The new FW07, once it was sorted, was to revive Clay’s career. At Monaco he started only 16th, but drove an inspired race to second — right on the tail of Jody Scheckter’s Ferrari. Two races later at Silverstone Regazzoni had his day of days, winning the British GP after Jones retired: “I always liked Silverstone so it was very nice. It was like winning in Monza with Ferrari.”
Although the veteran was getting decent results, Frank Williams needed a driver who could really push Jones. Distracted by abortive discussions with Alfa Romeo, once again Regazzoni failed to spot which way the wind was blowing.
“It was a misunderstanding. After we finished first and second at Hockenheim we started talking about re-signing. Then I made a mistake at Zandvoort. Patrick was angry. Then Reutemann came in…”
Instead he found himself back at Ensign: “Carl Haas asked me to race in the Can-Am. Maybe it would have been the right decision to go to the States with a good team, a winning car. I decided to stay, then Morris called me and said, ‘We have a good team, we have money,’ and he showed me the design of the new car.

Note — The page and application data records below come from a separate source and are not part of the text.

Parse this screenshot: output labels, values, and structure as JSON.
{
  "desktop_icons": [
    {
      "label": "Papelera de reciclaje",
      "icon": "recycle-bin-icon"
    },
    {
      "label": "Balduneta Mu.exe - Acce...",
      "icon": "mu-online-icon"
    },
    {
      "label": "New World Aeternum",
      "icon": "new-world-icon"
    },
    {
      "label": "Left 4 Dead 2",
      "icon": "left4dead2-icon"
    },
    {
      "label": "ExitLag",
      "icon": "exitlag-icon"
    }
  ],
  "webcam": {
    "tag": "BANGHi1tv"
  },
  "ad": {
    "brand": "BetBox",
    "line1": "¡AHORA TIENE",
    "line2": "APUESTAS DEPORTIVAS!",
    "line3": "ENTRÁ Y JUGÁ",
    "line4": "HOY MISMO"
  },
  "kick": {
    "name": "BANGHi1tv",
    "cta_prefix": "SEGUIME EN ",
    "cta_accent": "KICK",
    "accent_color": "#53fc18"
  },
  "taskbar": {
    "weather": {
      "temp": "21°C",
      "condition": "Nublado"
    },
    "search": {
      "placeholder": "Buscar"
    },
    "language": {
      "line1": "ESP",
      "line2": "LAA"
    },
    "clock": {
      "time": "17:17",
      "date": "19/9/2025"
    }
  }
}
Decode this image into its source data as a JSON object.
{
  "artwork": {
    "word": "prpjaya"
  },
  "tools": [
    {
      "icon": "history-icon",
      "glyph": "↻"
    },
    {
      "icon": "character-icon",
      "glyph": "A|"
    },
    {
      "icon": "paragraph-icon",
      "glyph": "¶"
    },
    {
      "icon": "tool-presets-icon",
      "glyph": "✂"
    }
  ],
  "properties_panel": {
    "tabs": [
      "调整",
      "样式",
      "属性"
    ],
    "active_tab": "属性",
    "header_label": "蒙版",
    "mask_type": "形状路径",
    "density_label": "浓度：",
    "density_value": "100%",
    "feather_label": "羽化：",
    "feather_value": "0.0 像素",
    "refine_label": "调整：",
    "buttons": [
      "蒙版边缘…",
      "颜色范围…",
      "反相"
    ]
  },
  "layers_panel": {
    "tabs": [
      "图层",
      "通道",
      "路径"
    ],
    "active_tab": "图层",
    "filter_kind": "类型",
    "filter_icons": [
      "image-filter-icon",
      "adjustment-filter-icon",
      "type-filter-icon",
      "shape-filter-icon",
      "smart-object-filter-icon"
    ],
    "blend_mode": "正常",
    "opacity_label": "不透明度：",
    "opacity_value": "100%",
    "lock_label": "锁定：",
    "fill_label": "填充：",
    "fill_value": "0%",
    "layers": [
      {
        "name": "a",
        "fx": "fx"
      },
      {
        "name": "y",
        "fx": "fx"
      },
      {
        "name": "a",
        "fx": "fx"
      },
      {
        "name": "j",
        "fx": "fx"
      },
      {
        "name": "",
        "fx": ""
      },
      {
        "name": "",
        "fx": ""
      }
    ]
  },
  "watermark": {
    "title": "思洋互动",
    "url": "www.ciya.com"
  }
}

I decided to do it. And it ended up with the accident. But I think it was part of my life, not because I was driving the Ensign.”
After three earlier disappointing outings Clay started on the back row at Long Beach, but had charged up to fourth place by lap 50. Then the brake pedal broke.
“At the end of the straight I tried to brake, and the pedal was not there. Then I tried again. I thought maybe the pedal went down and it would come back. I took second or third gear, I tried to reduce the speed, and I tried to slide into the Brabham of Zunino. Maybe that was not a good decision. They told me that when I hit the Brabham my car moved up and then went down so I didn’t go straight into the tyres — I went under them. When I woke up I was still in the car, and Dan Gurney was saying, ‘Is everything OK?’
“I’m in a wheelchair not from the accident, but from a mistake. It was a mistake to operate, because my spine was never hurt. It took them only six hours to decide whether to operate or not, but they should have left me in traction. The operation was not completed, the spine was not stabilised. They just removed the compression, but they didn’t stabilise the vertebrae. Normally they lock two vertebrae with a piece of bone, a graft.
“After one week I was moved to Basle and spent two months in bed. I regained the feeling and started to move my toes a bit. Everything was OK. There was no pain, we just had to wait. After two months they removed me from the bed. They found the spine was never fixed — the operation was not complete. During the physiotherapy the vertebrae were moved and compressed. Then they had to operate at once, then another time: five times in all. I discovered that in the United States they were about 20 years behind compared with European technology…”
Regazzoni quickly came to terms with his new circumstances and threw himself into helping others, notably by founding a driving school. “I discovered another world, especially in Italy where everything was not easy for handicapped people, for paraplegics. Then we started with the school. Now I’m involved in a Swiss foundation for research into the spinal cord.”
He couldn’t keep away from motorsport. For years he’s be a regular on the Dakar raid, and has undertaken gruelling events like the London-Sydney revival. He’s also raced on circuits — a celebrity event at Long Beach a few years ago exorcised some ghosts. He even broke a leg in a karting accident in 1999. Now 66, he’s as busy as ever.
“I enjoy driving fast. Even when I was in F1, it was more important that I was driving the cars rather than becoming champion.”